I had my first cigarette somewhere around mid-November 2002, standing at my brand new address in New York City: 35 Fifth Avenue. I was 18 years old. I had never smoked in high school, and took it up for reasons inbetween an excuse to stand out on Fifth Avenue at dusk and a small act of rebellion. I looked forward to those early cigarettes, mostly taken with friends. Sometimes, we would sit on the stoop across the street. But, we weren’t smokers.

I had one a day for a month or so, then, sometimes, if I was really enjoying myself, I had two. Then, sometimes, I would have a cigarette after lunch. Never in the morning though, I would tell myself.

Then, sometimes, I would smoke in the morning.

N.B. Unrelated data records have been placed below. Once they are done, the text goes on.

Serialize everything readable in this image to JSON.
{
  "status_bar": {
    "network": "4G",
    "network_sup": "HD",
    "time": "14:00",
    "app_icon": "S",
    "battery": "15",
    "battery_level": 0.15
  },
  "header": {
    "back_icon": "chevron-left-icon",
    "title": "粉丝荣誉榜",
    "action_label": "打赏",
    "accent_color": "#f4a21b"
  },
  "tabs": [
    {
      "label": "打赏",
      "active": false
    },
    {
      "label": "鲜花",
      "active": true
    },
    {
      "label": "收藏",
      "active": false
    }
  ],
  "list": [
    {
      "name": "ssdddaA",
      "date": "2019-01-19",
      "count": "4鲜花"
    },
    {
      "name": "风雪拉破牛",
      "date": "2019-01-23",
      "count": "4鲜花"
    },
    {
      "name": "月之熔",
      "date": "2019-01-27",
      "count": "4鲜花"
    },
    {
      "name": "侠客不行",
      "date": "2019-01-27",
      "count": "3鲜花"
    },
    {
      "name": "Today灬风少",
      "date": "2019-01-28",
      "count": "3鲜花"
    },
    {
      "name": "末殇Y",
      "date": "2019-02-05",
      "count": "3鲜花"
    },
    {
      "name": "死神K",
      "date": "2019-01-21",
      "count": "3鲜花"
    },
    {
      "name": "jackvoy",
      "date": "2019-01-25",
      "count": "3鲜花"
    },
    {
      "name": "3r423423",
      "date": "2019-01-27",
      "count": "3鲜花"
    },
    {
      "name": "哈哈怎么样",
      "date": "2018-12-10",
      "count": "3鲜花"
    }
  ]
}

I had my last cigarette on March 12, 2010, standing in front of my office on Broadway and White Street. I am 26 years old and have smoked on and off (mostly on) for seven and a half years. By my calculations, I’ve had upwards of 20,000 cigarettes. Strangest thing is, I’ve enjoyed most of them. I really liked smoking.

Many of those cigarettes were smoked outside of Tisch at NYU where I made most of my college friends. I’ve smoked cigarettes in half a dozen countries and numerous cities. I remember smoking a cigarette with my dad (the only one ever) after my grandfather’s funeral. When I was working as an assistant director on various sets, I smoked over a pack a day. But I’ve also cut back and at times stopped buying them, bumming them from friends. I’ve smoked cigarettes with Uma Thurman and Meryl Streep. I’ve smoked so many cigarettes that it’s been ingrained in my personality. Though recently, I’ve been thinking about quitting.

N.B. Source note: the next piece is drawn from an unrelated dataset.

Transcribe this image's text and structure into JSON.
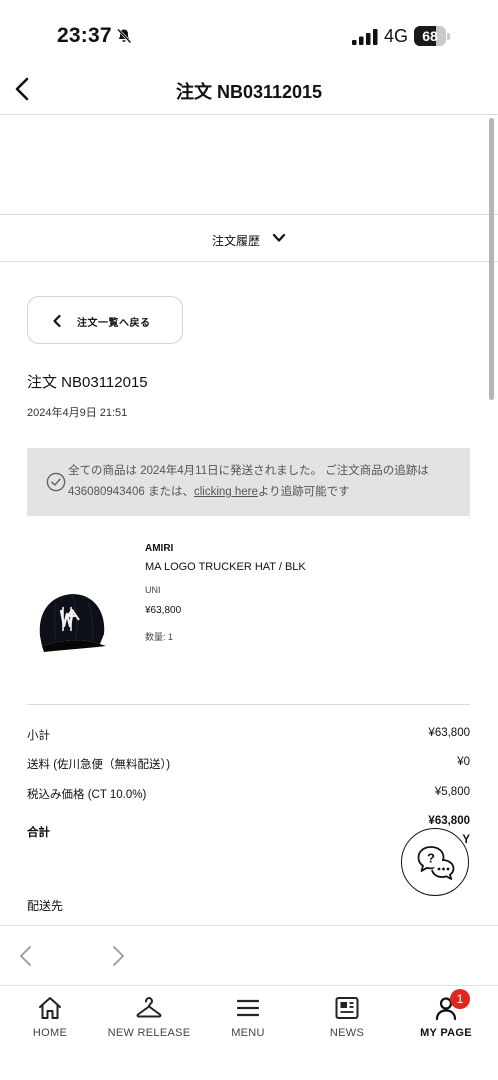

“How much would it cost to get you to quit?” Henry asked me as I was about to go outside to smoke.

“I don’t know,” I said, and sat down next to him.

I wasn’t quite ready, I said, but soon.

“You never feel ready, it’s never a good time,” Henry said.

Fifteen minutes later, the rules of an elaborate bet were in place. We would bet $2,000 on whether or not I could quit for two years. He would give me $1,000 cash, upfront, right then. If I didn’t smoke for two years he would give me the other $1,000. Pretty good deal. However, if I didn’t make it, I owed him the first $1,000 back, as well as the $2,000 from the bet. A producer we are working with added another $1,000 in two years if I could do it and my dad added another $2,000. Now, there is $5,000 riding on me quitting and my next cigarette will cost me $3,000 and a fair amount of embarrassment.

The money helps. But much more interesting is the fight going on between two sides of my brain: I really want to smoke, at times it’s overwhelming. But I’m not going to.

I’m done and my willpower is stronger than ever.

I chewed my first toothpick somewhere around mid-September 1996, I had just turned 13—I haven’t thought too much about them since.

I’m now up to two packs a day. I just might be addicted.

- Zac Stuart-Pontier